For many years, the T-G had supplied a journalism speaker (and sometimes a speaker on newspaper advertising as well). I’d done it once or twice in the past, but not in quite a few years. This year, Jay — who is, after all, a Rotary Club member — had planned to do journalism himself. But something came up, and so he needed a replacement. My editor didn’t think she could make it herself, so I ended up with the job.

Given my recent vocational frustrations, there is some irony in me talking to fresh-faced teenagers about why they need to consider journalism as a career. But I do believe in the ideals of journalism, and don’t mind talking about them. I talked to two different groups about the qualities needed by a reporter, and about the rewards and frustrations of life in print. I had 19 teens in one group and 12 in the other. They were attentive (mostly) and asked good questions.

Well, most of them were good questions. One had me scratching my head.

“What do you wear when you do an interview?”

I explained that it depended on the interview — I wouldn’t wear the same thing at the Governor’s Mansion that I would wear to interview the Farmer of the Year in his dairy barn.


I am having trouble getting the new site to work with Bloglet, the service a few of you used to have the blog delivered by e-mail. Bloglet, of all things, doesn’t like the way WordPress formats the date of its syndication feed.

The Bloglines and My Yahoo! links at right do work, and I’ll look for another service similar to Bloglet for those of you who prefer to get this drivel — er, scintillating prose in your inbox rather than your web browser.

The team is announced

Jan Schilling and Bill Joy had both told me that they plan to be on the Kenya trip this August, but I really didn’t know who else would be on the team, and I was getting curious. Today, I got an official “welcome” e-mail which has been sent to all the team members, encouraging us (among other things) to pray for one another. I’m sure we all solicit your prayers as well:

John Carney
Bill Joy
Kylene McDonald
Jan Schilling
Carolyn Schussler
David Schussler
Mary Margaret Willems

Gail Drake
Frank Schroer
Debra Snellen
Bob Willems

The e-mail also adds to that list Pastor Paul Mbithi and his wife Grace, with whom we will again be working in Kenya.

All of the names above are returnees from the 2004 trip except for David Schussler and Bill Joy. I’ve not met David, although I was a teammate of Carolyn’s in both Nicaragua and Kenya.
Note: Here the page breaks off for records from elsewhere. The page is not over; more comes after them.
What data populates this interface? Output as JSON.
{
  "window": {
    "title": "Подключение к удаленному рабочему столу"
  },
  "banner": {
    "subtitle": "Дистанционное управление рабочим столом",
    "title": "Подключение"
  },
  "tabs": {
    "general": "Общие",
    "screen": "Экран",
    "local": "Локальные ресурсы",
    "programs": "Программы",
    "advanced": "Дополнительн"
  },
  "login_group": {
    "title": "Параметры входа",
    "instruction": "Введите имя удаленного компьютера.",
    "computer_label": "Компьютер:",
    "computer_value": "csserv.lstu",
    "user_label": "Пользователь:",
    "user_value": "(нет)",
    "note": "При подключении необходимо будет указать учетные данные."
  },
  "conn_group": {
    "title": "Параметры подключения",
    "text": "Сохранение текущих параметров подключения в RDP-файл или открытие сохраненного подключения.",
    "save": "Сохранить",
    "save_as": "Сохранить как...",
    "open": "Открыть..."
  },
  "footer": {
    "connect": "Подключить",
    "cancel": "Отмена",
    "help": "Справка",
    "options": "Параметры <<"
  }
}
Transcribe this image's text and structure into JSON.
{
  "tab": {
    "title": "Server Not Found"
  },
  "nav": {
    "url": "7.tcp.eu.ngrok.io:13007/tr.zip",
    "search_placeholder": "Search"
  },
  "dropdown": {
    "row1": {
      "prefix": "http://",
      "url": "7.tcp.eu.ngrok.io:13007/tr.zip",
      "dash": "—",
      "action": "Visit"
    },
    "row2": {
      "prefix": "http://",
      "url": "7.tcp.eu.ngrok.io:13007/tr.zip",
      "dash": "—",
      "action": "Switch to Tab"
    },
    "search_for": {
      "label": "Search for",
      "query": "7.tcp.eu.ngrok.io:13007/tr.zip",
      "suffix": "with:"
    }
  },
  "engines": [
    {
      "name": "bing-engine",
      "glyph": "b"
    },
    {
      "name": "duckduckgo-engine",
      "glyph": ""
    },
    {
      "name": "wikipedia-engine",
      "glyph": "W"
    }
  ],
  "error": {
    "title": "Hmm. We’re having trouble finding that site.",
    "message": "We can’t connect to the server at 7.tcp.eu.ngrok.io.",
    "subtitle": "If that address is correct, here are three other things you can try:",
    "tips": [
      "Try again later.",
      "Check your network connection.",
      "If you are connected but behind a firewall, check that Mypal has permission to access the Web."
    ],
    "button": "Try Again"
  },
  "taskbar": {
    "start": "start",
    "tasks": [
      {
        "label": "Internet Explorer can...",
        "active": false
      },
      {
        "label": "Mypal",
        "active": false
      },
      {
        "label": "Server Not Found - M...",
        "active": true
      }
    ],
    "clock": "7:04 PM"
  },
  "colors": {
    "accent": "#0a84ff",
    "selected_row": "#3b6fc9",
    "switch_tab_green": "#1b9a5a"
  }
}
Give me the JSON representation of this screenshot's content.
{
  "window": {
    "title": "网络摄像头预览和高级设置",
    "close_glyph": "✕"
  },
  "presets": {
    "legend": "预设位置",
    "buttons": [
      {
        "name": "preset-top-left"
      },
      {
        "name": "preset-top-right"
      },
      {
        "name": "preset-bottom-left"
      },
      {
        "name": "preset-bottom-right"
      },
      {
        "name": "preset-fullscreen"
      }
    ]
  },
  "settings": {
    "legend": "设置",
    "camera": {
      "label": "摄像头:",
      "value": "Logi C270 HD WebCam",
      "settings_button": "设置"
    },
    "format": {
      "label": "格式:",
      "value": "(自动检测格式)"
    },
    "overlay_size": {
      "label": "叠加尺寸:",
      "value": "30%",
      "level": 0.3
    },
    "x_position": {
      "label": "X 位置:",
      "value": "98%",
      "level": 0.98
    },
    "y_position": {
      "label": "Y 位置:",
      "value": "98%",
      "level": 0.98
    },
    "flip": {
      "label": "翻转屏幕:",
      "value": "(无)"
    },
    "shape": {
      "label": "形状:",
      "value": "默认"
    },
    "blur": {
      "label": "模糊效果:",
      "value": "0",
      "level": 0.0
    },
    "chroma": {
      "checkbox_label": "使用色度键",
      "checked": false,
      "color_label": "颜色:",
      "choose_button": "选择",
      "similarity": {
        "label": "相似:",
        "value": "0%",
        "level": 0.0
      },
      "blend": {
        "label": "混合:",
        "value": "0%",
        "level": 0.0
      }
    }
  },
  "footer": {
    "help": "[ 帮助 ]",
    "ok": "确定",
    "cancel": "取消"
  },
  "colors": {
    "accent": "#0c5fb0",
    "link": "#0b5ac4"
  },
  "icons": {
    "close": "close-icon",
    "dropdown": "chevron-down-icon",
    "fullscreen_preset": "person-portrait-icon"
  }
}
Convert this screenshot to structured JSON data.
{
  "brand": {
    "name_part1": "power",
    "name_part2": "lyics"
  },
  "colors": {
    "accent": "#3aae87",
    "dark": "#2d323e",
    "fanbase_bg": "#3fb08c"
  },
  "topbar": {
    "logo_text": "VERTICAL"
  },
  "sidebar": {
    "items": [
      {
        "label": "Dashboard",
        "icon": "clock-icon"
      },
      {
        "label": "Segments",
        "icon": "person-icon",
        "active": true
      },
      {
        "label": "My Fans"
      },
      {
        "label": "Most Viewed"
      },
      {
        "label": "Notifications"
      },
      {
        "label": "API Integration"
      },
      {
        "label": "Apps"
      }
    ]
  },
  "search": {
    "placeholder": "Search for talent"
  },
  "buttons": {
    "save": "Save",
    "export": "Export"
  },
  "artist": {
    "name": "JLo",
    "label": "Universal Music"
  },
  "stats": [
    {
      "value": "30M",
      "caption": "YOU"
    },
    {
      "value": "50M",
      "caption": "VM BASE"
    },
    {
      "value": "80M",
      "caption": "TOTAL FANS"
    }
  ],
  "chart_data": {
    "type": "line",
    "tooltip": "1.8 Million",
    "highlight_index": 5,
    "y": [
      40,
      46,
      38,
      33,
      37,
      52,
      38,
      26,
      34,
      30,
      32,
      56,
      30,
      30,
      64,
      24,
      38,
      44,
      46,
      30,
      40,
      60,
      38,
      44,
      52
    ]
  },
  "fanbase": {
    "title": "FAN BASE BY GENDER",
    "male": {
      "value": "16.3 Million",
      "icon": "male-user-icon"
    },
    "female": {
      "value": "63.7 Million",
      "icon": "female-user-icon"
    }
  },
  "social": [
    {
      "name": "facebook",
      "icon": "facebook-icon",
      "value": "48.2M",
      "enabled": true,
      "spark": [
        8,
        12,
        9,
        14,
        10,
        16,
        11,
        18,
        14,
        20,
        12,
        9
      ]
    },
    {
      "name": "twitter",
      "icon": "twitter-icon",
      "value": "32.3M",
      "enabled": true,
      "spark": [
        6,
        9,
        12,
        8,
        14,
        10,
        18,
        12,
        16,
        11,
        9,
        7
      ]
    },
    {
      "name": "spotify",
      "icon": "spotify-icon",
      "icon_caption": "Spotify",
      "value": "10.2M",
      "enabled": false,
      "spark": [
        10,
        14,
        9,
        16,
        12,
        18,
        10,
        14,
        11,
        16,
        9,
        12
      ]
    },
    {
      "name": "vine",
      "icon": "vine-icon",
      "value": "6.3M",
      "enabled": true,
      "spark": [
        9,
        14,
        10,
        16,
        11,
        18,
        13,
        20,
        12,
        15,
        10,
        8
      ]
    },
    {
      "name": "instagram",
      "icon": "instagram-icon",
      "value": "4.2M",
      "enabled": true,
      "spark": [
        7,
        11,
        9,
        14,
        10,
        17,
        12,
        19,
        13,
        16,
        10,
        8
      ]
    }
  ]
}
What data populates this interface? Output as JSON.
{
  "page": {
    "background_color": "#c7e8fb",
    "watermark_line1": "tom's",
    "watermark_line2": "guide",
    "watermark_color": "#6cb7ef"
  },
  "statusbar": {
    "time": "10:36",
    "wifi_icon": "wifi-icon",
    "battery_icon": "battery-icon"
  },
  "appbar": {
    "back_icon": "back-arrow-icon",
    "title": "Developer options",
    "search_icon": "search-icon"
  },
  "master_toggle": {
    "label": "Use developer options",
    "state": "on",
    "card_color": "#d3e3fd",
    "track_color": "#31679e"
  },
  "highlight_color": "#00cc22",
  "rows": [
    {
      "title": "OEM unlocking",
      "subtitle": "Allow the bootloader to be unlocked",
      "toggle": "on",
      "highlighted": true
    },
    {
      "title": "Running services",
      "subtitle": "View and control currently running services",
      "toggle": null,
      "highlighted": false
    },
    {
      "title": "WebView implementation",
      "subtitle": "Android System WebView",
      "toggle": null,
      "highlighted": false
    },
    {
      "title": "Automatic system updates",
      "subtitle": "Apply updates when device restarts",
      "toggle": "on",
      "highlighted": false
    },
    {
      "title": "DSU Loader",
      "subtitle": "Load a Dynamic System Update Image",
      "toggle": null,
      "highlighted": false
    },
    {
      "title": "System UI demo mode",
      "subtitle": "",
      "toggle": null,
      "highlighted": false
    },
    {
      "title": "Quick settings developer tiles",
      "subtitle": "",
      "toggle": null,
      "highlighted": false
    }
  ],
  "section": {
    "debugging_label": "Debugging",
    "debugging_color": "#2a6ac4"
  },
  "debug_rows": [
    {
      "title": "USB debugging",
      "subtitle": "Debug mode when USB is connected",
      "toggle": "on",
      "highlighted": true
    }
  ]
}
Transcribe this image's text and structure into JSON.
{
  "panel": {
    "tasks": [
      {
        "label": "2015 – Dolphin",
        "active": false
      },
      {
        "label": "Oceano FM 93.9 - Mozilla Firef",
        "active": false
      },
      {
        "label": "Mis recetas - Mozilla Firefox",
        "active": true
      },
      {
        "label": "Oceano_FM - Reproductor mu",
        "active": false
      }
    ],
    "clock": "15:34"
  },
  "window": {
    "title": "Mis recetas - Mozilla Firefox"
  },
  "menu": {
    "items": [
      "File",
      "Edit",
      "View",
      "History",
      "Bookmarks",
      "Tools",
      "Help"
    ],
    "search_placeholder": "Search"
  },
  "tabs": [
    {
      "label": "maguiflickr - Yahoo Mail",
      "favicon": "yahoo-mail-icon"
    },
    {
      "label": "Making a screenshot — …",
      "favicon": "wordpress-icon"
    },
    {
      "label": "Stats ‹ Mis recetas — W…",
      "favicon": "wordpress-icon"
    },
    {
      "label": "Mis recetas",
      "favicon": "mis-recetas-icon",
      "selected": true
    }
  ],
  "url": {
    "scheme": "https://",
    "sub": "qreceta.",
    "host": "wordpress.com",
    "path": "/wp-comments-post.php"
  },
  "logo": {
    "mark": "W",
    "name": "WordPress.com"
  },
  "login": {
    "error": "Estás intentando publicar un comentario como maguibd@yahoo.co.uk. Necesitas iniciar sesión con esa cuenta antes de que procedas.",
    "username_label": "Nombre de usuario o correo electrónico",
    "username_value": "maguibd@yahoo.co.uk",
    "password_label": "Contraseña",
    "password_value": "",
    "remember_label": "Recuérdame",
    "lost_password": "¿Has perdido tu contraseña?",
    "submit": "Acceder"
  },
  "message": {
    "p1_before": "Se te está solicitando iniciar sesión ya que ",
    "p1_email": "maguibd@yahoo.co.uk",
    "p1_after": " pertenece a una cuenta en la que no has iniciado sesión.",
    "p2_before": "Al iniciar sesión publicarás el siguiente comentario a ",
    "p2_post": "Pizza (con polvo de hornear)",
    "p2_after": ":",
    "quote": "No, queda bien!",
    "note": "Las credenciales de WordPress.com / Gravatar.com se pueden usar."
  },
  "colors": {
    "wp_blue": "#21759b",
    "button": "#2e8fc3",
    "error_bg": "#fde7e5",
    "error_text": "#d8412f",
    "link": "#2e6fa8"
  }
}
Bill Joy I know well from Mountain T.O.P.; in addition, it was Bill and Bobbie Joy who taught Kylene and I copper foiling in preparation for last year’s Kenya trip.

We will have our pre-field training April 29-May 1. The trip will be Aug. 3-18.